Example 2

In this example, 200 mm wafers were contaminated with silicon nitride particles by spin deposition and then allowed to sit at ambient conditions to “age” for 24 hours. Five silicon nitride particle challenged wafers were cleaned with a liquid deionized water aerosol process using a single wafer spin module in a aerosol created by impinging DI water at a flow rate of 1 LPM with dry N2 gas stream at a flow rate of 200 slm. Six particle challenged wafers were cleaned with the same aerosol process where the aerosol was created by impinging DI water at a flow rate of 1 LPM with a 3% IPA/N2 gas stream at a flow rate of 200 slm. Particle removal efficiency reported in Table 1 is the average across the wafers run under each condition.

TABLE 1
average Particle removal
Particle size starting efficiency (%)
bin (nm) counts N2 only N2 + 3% IPA
65-90 1982 62.4 76.3
 90-120 1364 72.2 82.9
120-150 739 78.1 88.4
150-200 640 86.1 93.2
200-300 994 90.2 94.9
area 112 57.9 83.3
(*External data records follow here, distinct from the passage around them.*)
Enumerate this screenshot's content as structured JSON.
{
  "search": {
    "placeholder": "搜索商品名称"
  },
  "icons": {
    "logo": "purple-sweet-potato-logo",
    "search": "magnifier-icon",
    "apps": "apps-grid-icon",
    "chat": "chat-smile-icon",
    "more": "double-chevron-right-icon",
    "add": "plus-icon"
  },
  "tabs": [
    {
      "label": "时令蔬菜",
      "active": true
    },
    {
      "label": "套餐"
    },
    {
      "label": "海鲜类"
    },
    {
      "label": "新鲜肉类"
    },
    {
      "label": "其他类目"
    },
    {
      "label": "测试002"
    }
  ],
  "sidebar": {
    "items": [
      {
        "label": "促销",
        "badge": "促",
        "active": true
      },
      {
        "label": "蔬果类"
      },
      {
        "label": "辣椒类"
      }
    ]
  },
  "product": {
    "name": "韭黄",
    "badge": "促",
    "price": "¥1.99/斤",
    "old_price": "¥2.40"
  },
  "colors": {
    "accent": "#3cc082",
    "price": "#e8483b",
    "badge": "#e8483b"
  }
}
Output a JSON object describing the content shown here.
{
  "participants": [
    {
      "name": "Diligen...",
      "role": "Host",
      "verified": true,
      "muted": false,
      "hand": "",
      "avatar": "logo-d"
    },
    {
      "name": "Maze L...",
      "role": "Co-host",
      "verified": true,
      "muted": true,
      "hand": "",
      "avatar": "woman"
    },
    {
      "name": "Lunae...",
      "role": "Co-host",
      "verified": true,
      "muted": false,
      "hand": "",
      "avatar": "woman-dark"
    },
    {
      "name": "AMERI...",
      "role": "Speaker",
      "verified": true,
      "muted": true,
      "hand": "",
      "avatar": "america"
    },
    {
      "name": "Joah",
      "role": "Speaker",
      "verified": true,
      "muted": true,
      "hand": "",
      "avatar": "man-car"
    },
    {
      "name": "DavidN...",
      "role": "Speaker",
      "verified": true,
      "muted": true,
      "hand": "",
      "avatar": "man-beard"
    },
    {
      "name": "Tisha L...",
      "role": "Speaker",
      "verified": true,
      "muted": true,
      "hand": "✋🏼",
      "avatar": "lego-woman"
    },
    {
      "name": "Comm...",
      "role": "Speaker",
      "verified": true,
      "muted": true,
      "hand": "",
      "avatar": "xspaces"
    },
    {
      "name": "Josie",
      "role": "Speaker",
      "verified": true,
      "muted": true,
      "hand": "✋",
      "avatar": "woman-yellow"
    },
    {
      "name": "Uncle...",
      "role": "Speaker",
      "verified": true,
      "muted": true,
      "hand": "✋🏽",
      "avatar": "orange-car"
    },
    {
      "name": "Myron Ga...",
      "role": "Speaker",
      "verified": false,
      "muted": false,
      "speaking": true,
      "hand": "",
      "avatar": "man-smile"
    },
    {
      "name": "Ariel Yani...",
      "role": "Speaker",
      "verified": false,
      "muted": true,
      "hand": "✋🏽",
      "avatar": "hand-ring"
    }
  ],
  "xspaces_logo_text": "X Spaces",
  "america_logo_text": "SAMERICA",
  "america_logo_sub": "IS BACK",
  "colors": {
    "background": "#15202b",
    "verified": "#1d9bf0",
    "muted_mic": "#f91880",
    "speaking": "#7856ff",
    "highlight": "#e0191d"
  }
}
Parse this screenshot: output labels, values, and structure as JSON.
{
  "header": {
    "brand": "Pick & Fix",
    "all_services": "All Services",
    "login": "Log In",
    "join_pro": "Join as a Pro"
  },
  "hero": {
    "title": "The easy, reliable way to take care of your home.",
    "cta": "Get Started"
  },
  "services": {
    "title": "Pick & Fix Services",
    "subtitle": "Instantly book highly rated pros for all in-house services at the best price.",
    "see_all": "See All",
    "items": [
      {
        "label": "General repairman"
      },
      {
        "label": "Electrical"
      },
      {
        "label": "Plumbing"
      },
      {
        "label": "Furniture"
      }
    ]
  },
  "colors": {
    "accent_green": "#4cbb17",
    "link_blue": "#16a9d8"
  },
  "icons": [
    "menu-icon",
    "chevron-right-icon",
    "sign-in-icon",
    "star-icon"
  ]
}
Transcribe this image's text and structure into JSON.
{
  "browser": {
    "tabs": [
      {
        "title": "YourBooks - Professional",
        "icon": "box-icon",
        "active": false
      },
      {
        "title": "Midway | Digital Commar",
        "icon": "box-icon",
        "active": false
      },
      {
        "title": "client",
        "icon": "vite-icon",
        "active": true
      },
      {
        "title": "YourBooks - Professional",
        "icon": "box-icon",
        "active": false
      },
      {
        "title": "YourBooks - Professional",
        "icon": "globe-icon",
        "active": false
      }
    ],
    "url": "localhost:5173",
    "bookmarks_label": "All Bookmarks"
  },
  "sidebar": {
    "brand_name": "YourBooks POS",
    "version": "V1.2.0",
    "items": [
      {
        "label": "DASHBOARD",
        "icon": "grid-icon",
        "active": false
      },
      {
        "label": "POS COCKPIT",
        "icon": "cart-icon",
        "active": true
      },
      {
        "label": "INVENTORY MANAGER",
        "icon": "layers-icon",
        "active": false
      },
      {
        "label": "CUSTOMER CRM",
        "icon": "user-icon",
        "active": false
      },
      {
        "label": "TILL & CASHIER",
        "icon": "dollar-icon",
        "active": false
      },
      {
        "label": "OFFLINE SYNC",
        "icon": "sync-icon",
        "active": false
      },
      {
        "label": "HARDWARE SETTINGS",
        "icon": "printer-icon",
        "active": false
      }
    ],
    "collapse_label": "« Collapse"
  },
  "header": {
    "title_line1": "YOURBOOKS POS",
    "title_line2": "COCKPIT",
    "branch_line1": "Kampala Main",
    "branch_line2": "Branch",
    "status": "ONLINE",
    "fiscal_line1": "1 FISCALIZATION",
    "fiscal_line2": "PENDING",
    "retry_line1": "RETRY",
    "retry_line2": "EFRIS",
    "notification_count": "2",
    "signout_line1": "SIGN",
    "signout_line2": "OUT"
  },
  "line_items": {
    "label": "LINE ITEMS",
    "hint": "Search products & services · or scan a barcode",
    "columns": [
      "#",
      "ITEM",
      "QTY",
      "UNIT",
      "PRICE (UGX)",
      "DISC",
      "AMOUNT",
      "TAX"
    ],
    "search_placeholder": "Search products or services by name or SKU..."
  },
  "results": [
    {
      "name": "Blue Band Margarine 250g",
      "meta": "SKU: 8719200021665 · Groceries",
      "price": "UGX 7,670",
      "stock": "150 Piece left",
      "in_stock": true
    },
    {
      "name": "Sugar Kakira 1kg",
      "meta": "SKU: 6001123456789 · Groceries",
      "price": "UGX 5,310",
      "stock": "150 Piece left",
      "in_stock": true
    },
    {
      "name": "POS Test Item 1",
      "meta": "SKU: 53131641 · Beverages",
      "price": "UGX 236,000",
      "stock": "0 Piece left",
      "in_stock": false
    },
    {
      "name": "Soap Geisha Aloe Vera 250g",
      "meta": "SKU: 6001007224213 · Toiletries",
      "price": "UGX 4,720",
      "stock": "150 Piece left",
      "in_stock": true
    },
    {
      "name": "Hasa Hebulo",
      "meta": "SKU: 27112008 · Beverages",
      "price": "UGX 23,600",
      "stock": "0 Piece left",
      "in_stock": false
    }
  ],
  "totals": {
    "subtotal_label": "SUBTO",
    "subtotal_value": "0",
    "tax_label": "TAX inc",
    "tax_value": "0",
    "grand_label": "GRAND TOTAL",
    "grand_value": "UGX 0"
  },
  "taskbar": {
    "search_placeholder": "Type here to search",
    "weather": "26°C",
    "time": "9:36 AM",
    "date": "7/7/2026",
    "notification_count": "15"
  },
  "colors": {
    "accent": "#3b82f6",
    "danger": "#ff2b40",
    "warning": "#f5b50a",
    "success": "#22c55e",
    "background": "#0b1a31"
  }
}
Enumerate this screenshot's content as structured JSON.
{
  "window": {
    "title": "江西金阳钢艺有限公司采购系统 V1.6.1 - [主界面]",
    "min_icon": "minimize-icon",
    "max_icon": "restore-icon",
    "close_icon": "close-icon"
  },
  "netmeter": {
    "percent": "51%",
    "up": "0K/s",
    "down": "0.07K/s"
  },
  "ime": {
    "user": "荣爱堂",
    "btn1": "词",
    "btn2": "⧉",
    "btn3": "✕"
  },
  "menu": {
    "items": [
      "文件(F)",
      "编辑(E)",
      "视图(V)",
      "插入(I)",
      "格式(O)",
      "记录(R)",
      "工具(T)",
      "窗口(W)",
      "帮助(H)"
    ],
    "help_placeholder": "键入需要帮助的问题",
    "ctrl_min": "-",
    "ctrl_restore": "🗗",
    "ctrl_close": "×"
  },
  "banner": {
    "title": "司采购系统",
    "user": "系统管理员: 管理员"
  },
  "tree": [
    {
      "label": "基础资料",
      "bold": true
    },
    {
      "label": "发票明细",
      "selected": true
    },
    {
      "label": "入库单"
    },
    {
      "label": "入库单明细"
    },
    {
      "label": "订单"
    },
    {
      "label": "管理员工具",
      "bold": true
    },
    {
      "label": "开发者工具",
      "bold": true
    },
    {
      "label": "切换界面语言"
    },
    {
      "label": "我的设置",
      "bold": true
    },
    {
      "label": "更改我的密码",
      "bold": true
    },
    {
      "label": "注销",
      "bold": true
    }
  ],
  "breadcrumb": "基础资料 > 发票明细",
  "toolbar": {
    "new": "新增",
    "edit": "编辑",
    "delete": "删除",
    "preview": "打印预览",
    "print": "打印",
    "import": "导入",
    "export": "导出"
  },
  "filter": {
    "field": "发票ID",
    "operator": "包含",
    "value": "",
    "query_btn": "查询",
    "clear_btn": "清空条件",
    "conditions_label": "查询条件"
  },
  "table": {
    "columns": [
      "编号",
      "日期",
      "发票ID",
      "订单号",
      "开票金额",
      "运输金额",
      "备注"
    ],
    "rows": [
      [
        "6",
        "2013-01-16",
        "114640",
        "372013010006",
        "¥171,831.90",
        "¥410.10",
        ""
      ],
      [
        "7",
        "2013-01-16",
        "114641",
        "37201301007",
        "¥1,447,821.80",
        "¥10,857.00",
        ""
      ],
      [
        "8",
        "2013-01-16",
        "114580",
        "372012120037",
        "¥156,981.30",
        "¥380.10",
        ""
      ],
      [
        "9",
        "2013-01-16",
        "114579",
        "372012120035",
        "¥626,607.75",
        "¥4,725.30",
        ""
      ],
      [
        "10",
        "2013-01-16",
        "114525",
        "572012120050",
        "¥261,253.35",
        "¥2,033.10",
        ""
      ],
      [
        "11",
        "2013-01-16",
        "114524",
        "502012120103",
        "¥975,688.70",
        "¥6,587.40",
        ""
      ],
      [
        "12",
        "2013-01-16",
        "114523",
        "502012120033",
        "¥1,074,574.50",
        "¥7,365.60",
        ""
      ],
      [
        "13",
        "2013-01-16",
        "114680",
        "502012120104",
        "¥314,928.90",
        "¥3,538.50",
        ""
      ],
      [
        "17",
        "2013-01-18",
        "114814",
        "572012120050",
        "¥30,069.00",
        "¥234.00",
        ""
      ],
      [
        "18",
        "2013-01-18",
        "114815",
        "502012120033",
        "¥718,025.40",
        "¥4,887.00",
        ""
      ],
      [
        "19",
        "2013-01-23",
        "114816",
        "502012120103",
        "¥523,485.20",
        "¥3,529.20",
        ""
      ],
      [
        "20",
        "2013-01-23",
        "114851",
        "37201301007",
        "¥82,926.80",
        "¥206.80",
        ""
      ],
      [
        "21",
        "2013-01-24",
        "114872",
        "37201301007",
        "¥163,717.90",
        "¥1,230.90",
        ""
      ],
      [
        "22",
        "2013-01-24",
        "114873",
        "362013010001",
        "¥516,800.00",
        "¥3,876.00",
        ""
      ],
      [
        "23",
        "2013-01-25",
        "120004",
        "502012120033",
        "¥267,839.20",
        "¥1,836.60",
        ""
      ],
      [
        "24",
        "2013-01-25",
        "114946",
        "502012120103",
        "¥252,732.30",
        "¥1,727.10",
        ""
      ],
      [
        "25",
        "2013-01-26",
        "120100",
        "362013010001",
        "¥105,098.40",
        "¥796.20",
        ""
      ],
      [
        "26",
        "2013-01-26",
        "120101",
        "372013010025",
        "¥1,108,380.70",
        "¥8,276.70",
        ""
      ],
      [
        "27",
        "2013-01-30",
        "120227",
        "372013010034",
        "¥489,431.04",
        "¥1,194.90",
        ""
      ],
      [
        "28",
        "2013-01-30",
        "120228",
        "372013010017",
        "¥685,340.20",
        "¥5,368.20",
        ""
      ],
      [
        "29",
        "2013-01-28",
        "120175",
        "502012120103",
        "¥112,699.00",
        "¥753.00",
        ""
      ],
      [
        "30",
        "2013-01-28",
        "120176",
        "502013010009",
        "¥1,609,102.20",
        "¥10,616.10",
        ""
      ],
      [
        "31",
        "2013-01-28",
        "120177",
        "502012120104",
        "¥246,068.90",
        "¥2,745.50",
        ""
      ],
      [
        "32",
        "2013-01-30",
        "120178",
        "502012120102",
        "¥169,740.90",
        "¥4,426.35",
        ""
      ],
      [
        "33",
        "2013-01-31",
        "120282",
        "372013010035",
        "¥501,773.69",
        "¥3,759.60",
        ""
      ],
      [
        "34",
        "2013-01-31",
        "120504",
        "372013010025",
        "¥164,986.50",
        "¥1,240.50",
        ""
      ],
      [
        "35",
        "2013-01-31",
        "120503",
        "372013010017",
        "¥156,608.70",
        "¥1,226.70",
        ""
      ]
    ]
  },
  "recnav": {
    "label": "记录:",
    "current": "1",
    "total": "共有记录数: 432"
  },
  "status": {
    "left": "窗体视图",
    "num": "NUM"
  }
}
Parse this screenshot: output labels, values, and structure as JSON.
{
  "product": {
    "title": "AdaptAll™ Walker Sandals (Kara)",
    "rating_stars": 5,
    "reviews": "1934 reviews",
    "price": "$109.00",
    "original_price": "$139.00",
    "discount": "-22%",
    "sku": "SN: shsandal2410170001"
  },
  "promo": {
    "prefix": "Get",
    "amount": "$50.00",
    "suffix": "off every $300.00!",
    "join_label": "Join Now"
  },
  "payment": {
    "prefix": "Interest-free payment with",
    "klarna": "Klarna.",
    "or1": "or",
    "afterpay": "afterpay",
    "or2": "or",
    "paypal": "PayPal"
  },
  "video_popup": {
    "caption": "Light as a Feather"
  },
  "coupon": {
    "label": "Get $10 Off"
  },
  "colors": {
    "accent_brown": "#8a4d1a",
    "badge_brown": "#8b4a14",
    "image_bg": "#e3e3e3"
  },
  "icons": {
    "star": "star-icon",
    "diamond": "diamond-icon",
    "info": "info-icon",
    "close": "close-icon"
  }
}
All patents, patent applications (including provisional applications), and publications cited herein are incorporated by reference as if individually incorporated. Unless otherwise indicated, all parts and percentages are by volume and all molecular weights are weight average molecular weights. The foregoing detailed description has been given for clarity of understanding only. No unnecessary limitations are to be understood therefrom. The invention is not limited to the exact details shown and described, for variations obvious to one skilled in the art will be included within the invention defined by the claims.

Referenced by
Citing PatentFiling datePublication dateApplicantTitle
US7681581Mar 15, 2006Mar 23, 2010Fsi International, Inc.Compact duct system incorporating moveable and nestable baffles for use in tools used to process microelectronic workpieces with one or more treatment fluids
US8387635Jun 20, 2007Mar 5, 2013Tel Fsi, Inc.Barrier structure and nozzle device for use in tools used to process microelectronic workpieces with one or more treatment fluids
US8685174 *Aug 9, 2010Apr 1, 2014Conopco, Inc.Process for cleaning hard surfaces
US8910889Aug 9, 2010Dec 16, 2014Conopco, Inc.Process and a device to clean substrates
US20120138103 *Aug 9, 2010Jun 7, 2012Richa Sureshchand GoyalProcess for cleaning hard surfaces
Classifications
U.S. Classification134/26, 134/34
International ClassificationB08B3/00
Cooperative ClassificationB08B3/02, H01L21/02052, H01L21/67051, B05B7/0853
European ClassificationH01L21/67S2D4W4, H01L21/02F2D, B08B3/02, B05B7/08A5
Legal Events
DateCodeEventDescription
Aug 13, 2007ASAssignment
Owner name: FSI INTERNATIONAL, INC., MINNESOTA
Free format text: ASSIGNMENT OF ASSIGNORS INTEREST;ASSIGNORS:BUTTERBAUGH, JEFFERY W.;GAST, TRACY A.;REEL/FRAME:019724/0977;SIGNING DATES FROM 20070731 TO 20070806